## Component data from apps and pages
____________________

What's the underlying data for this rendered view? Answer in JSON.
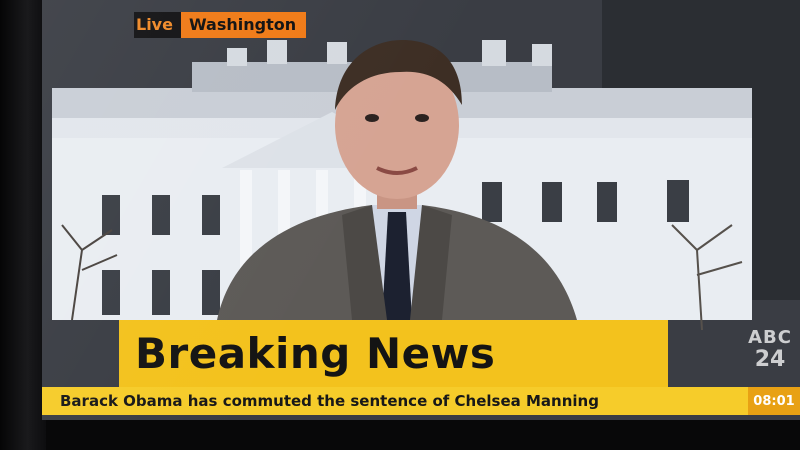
{
  "broadcast": {
    "live_label": "Live",
    "location": "Washington",
    "headline": "Breaking News",
    "ticker": "Barack Obama has commuted the sentence of Chelsea Manning",
    "clock": "08:01",
    "channel_logo_mark": "ABC",
    "channel_logo_number": "24"
  },
  "colors": {
    "accent_orange": "#f07a16",
    "headline_yellow": "#f3c21d",
    "ticker_yellow": "#f6cc2a",
    "building_white": "#e9edf2"
  },
  "icons": [
    "abc-news-24-logo"
  ]
}
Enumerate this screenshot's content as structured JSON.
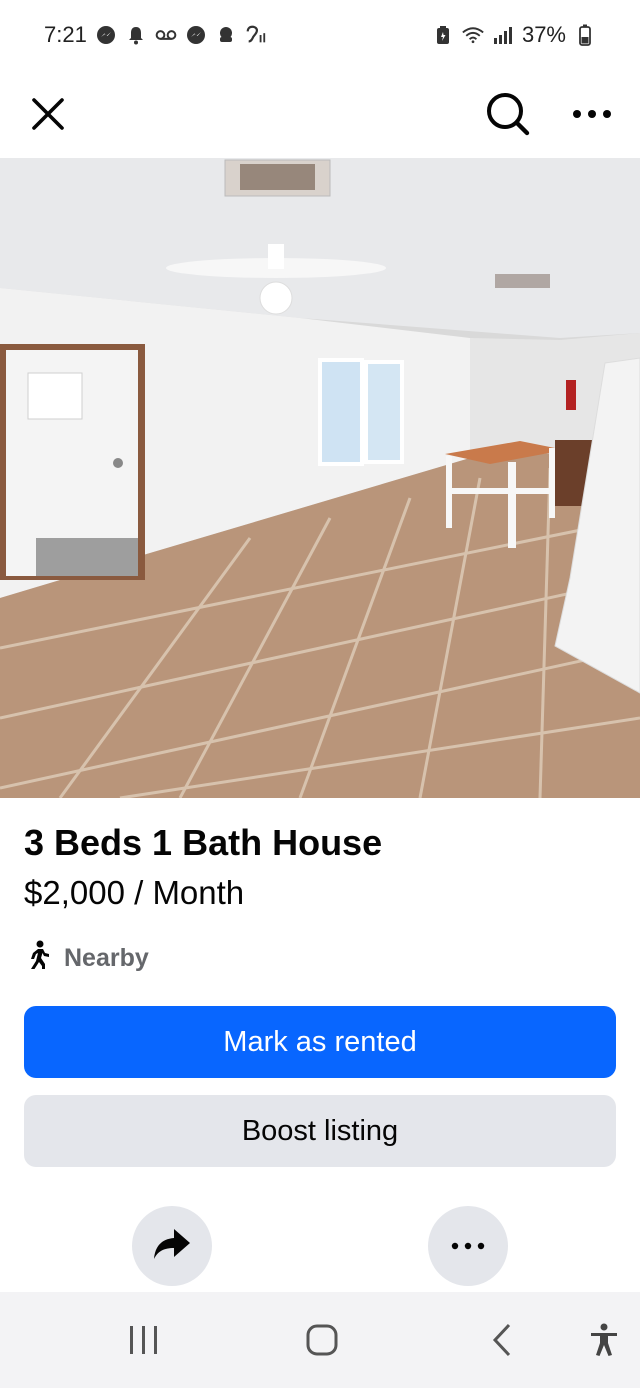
{
  "status_bar": {
    "time": "7:21",
    "battery_percent": "37%",
    "left_icons": [
      "messenger-icon",
      "notification-bell-icon",
      "voicemail-icon",
      "messenger-icon",
      "app-notification-icon",
      "hearing-icon"
    ],
    "right_icons": [
      "battery-saver-icon",
      "wifi-icon",
      "signal-icon",
      "battery-icon"
    ]
  },
  "top_bar": {
    "close_icon": "close-icon",
    "search_icon": "search-icon",
    "more_icon": "more-horizontal-icon"
  },
  "photo": {
    "description_icon": "listing-photo",
    "carousel_count": 7,
    "carousel_active_index": 0
  },
  "listing": {
    "title": "3 Beds 1 Bath House",
    "price": "$2,000 / Month",
    "distance_label": "Nearby"
  },
  "actions": {
    "primary_label": "Mark as rented",
    "secondary_label": "Boost listing",
    "share_icon": "share-icon",
    "more_icon": "more-horizontal-icon"
  },
  "nav_bar": {
    "items": [
      "recents-icon",
      "home-icon",
      "back-icon",
      "accessibility-icon"
    ]
  },
  "colors": {
    "primary_button": "#0866ff",
    "secondary_button": "#e4e6eb",
    "text_secondary": "#65676b"
  }
}
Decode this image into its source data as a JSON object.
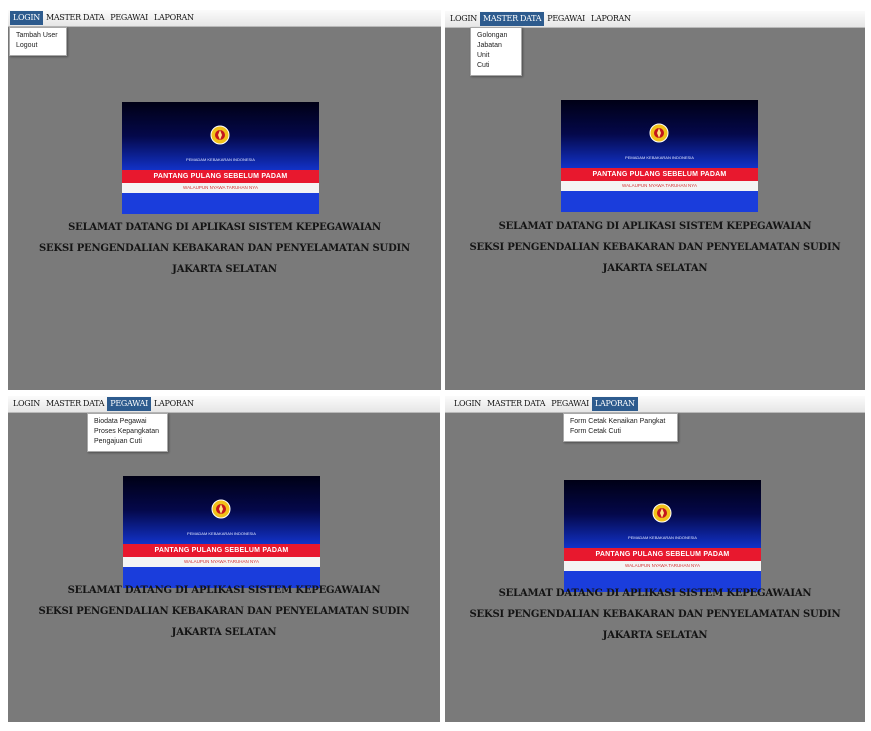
{
  "menu": [
    "LOGIN",
    "MASTER DATA",
    "PEGAWAI",
    "LAPORAN"
  ],
  "menus": {
    "login": [
      "Tambah User",
      "Logout"
    ],
    "master_data": [
      "Golongan",
      "Jabatan",
      "Unit",
      "Cuti"
    ],
    "pegawai": [
      "Biodata Pegawai",
      "Proses Kepangkatan",
      "Pengajuan Cuti"
    ],
    "laporan": [
      "Form Cetak Kenaikan Pangkat",
      "Form Cetak Cuti"
    ]
  },
  "banner": {
    "org": "PEMADAM KEBAKARAN INDONESIA",
    "motto": "PANTANG PULANG SEBELUM PADAM",
    "sub": "WALAUPUN NYAWA TARUHAN NYA"
  },
  "welcome": {
    "line1": "SELAMAT DATANG DI APLIKASI SISTEM KEPEGAWAIAN",
    "line2": "SEKSI PENGENDALIAN  KEBAKARAN DAN PENYELAMATAN SUDIN",
    "line3": "JAKARTA SELATAN"
  },
  "colors": {
    "desktop": "#7a7a7a",
    "menu_active": "#2d5b8e",
    "banner_red": "#e8182e",
    "banner_blue": "#1a3ddc"
  },
  "icons": {
    "emblem": "fire-department-emblem-icon"
  }
}
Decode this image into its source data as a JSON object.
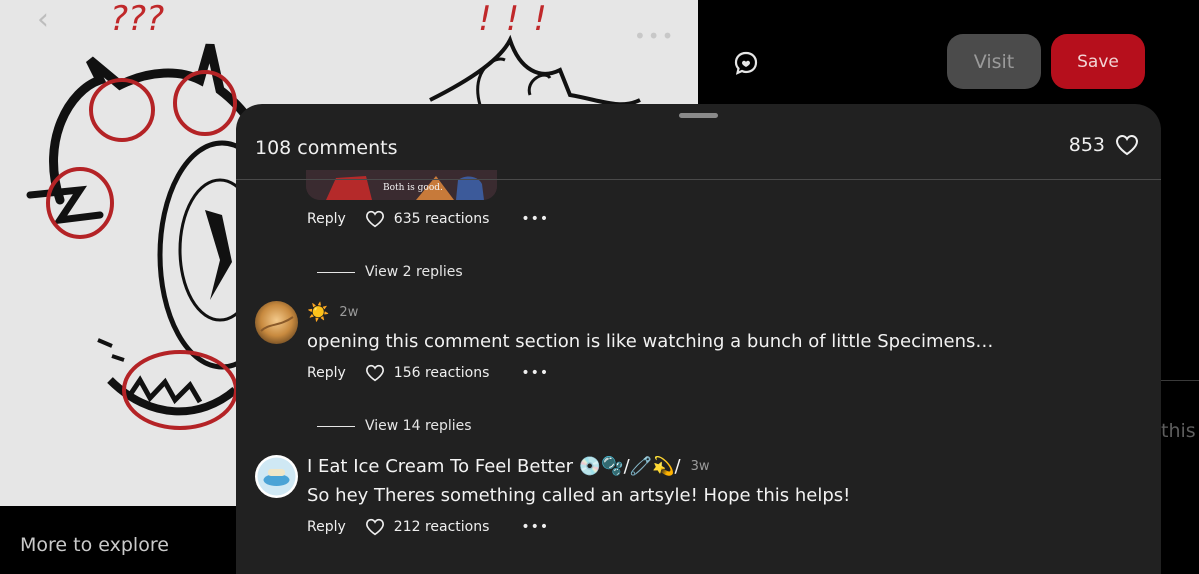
{
  "pin": {
    "annotations_left": "???",
    "annotations_right": "!!!"
  },
  "nav": {
    "back_glyph": "‹",
    "more_glyph": "•••"
  },
  "actions": {
    "visit_label": "Visit",
    "save_label": "Save"
  },
  "explore": {
    "label": "More to explore"
  },
  "right_panel": {
    "partial_text": "this h"
  },
  "comments": {
    "header": {
      "count_label": "108 comments",
      "likes": "853"
    },
    "first_thread": {
      "image_caption": "Both is good.",
      "reply_label": "Reply",
      "reactions": "635 reactions",
      "more": "•••",
      "view_replies": "View 2 replies"
    },
    "items": [
      {
        "author": "☀️",
        "time": "2w",
        "text": "opening this comment section is like watching a bunch of little Specimens…",
        "reply_label": "Reply",
        "reactions": "156 reactions",
        "more": "•••",
        "view_replies": "View 14 replies"
      },
      {
        "author": "I Eat Ice Cream To Feel Better 💿🫧/🧷💫/",
        "time": "3w",
        "text": "So hey Theres something called an artsyle! Hope this helps!",
        "reply_label": "Reply",
        "reactions": "212 reactions",
        "more": "•••"
      }
    ]
  },
  "colors": {
    "save": "#b60f1c",
    "visit": "#4b4b4b",
    "sheet": "#212121"
  }
}
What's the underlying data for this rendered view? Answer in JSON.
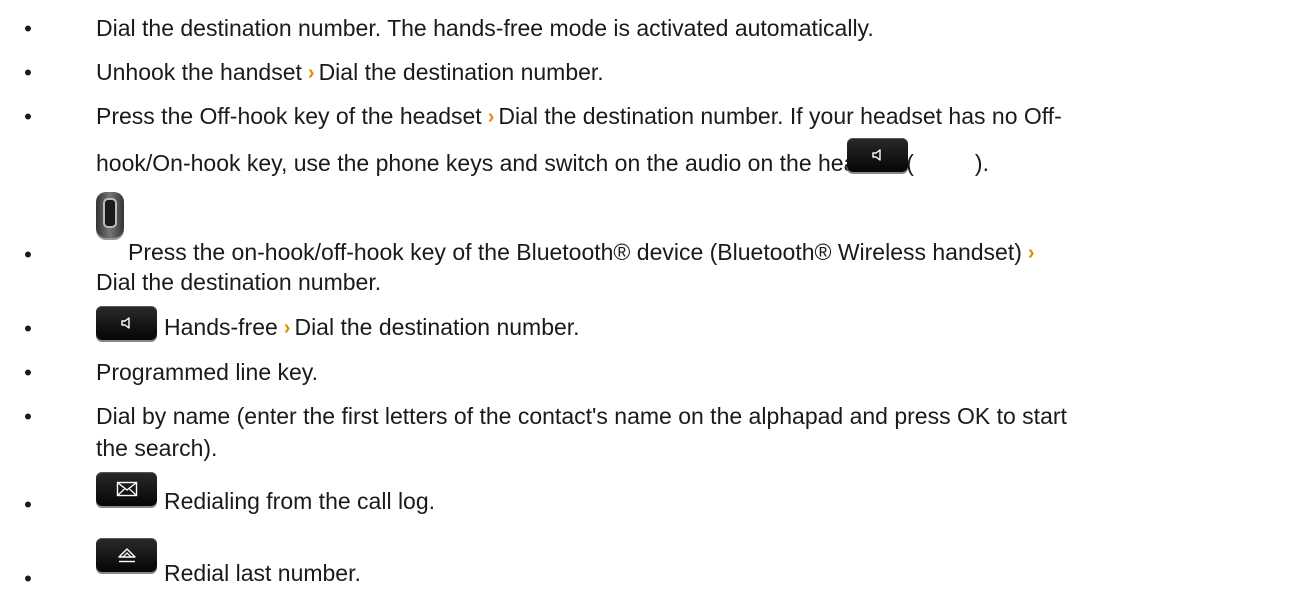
{
  "bullet_glyph": "•",
  "separator_glyph": "›",
  "items": [
    {
      "text": "Dial the destination number. The hands-free mode is activated automatically."
    },
    {
      "part1": "Unhook the handset",
      "part2": "Dial the destination number."
    },
    {
      "line1_part1": "Press the Off-hook key of the headset",
      "line1_part2": "Dial the destination number. If your headset has no Off-",
      "line2_part1": "hook/On-hook key, use the phone keys and switch on the audio on the headset (",
      "line2_part2": ").",
      "icon": "speaker-key-icon"
    },
    {
      "line1": "Press the on-hook/off-hook key of the Bluetooth® device (Bluetooth® Wireless handset)",
      "line2": "Dial the destination number.",
      "icon": "bluetooth-handset-icon"
    },
    {
      "part1": "Hands-free",
      "part2": "Dial the destination number.",
      "icon": "speaker-key-icon"
    },
    {
      "text": "Programmed line key."
    },
    {
      "line1": "Dial by name (enter the first letters of the contact's name on the alphapad and press OK to start",
      "line2": "the search)."
    },
    {
      "text": "Redialing from the call log.",
      "icon": "envelope-key-icon"
    },
    {
      "text": "Redial last number.",
      "icon": "redial-key-icon"
    }
  ],
  "colors": {
    "text": "#1a1a1a",
    "separator": "#e08a00",
    "key": "#0a0a0a"
  }
}
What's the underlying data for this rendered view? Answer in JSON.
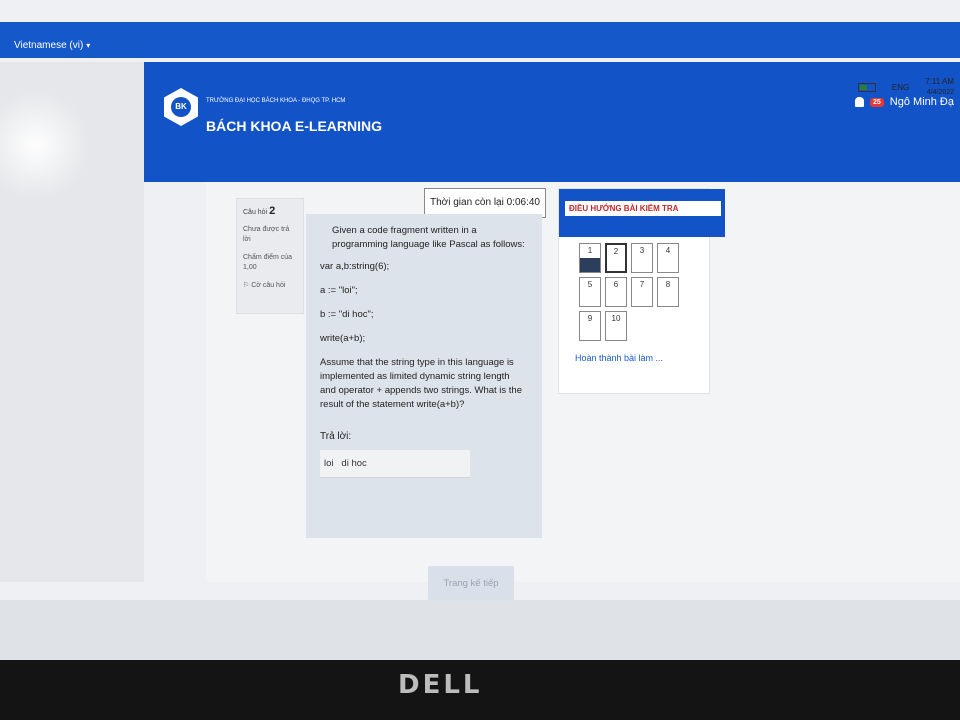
{
  "topbar": {
    "language": "Vietnamese (vi)"
  },
  "header": {
    "school_subtitle": "TRƯỜNG ĐẠI HỌC BÁCH KHOA - ĐHQG TP. HCM",
    "school_name": "BÁCH KHOA E-LEARNING",
    "logo_text": "BK",
    "notification_count": "25",
    "user_name": "Ngô Minh Đạ"
  },
  "quiz_info": {
    "question_label": "Câu hỏi",
    "question_number": "2",
    "status": "Chưa được trả lời",
    "marks": "Chấm điểm của 1,00",
    "flag_label": "Cờ câu hỏi"
  },
  "timer": {
    "text": "Thời gian còn lại 0:06:40"
  },
  "question": {
    "intro": "Given a code fragment written in a programming language like Pascal as follows:",
    "code_lines": [
      "var a,b:string(6);",
      "a := \"loi\";",
      "b := \"di hoc\";",
      "write(a+b);"
    ],
    "body": "Assume that the string type in this language is implemented as limited dynamic string length and operator + appends two strings. What is the result of the statement write(a+b)?",
    "answer_label": "Trả lời:",
    "answer_value": "loi   di hoc"
  },
  "navigation": {
    "title": "ĐIỀU HƯỚNG BÀI KIỂM TRA",
    "questions": [
      "1",
      "2",
      "3",
      "4",
      "5",
      "6",
      "7",
      "8",
      "9",
      "10"
    ],
    "finish_link": "Hoàn thành bài làm ..."
  },
  "next_button": "Trang kế tiếp",
  "taskbar": {
    "language": "ENG",
    "time": "7:11 AM",
    "date": "4/4/2022"
  },
  "bezel": {
    "brand": "DELL"
  },
  "colors": {
    "primary": "#1254c8",
    "nav_title": "#c62828",
    "answered_fill": "#2b3f5c"
  }
}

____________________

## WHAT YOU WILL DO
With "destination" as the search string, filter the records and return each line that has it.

## EXERCISE RESPONSE
      "text": "Dial the destination number. The hands-free mode is activated automatically."
      "part2": "Dial the destination number."
      "line1_part2": "Dial the destination number. If your headset has no Off-",
      "line2": "Dial the destination number.",
      "part2": "Dial the destination number.",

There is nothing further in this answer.